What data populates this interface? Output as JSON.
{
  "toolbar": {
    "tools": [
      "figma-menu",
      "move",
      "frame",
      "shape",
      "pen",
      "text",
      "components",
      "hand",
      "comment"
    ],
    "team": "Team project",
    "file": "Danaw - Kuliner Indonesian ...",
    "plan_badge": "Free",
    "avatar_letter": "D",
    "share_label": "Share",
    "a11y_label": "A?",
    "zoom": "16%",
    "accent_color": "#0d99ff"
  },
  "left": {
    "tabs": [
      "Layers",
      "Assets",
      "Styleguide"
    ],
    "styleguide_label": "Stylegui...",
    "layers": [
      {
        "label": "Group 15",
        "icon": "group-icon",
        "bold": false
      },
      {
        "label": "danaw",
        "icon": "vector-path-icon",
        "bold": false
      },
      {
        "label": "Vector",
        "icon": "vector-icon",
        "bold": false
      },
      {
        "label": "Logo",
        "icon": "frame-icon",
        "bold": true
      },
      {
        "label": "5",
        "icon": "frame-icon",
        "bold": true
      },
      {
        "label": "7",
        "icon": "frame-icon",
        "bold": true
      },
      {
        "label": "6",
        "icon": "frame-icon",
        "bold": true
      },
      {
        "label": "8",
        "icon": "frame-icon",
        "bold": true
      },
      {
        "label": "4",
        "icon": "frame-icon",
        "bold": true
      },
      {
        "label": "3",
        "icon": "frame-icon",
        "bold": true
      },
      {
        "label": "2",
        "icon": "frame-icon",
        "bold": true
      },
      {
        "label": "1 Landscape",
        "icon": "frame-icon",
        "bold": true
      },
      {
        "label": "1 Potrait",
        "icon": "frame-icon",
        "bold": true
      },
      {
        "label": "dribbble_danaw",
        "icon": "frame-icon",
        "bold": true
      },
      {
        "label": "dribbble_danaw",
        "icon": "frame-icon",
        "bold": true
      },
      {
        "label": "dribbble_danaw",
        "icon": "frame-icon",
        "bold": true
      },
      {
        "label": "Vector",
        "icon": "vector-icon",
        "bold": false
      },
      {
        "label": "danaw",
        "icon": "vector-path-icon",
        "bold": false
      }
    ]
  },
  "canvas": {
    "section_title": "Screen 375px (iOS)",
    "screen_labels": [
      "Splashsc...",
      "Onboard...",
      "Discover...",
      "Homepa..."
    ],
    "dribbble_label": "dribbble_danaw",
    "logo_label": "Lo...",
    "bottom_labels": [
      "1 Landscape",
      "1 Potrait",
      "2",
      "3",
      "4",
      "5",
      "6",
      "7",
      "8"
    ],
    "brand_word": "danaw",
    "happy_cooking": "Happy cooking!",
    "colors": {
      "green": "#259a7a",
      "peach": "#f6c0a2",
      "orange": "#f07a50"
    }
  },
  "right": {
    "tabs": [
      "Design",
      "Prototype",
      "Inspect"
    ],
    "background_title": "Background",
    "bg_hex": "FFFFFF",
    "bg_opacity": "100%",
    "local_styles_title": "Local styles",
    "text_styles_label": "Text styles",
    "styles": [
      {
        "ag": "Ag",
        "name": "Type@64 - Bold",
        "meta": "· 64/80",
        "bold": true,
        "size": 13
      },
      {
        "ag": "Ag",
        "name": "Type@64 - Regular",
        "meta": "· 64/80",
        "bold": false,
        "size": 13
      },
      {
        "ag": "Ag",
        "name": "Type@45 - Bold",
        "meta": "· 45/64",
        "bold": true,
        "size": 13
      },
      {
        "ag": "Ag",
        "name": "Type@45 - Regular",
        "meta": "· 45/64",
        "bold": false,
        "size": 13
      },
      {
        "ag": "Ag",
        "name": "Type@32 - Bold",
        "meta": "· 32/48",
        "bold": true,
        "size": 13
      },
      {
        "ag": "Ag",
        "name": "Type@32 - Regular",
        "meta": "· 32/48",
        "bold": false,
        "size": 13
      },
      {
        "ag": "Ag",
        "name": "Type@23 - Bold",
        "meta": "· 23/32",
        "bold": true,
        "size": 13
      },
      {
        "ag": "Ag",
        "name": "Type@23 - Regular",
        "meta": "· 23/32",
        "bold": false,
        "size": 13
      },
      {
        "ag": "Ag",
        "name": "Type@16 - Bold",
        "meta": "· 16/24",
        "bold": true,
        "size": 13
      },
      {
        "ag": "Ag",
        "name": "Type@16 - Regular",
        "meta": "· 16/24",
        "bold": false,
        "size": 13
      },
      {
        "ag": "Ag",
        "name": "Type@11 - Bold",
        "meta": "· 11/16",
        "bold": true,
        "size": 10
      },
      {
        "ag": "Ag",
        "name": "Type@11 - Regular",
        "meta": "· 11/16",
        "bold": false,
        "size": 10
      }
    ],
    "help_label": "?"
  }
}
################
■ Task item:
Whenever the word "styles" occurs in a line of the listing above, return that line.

■ Written solution:
    "local_styles_title": "Local styles",
    "text_styles_label": "Text styles",
    "styles": [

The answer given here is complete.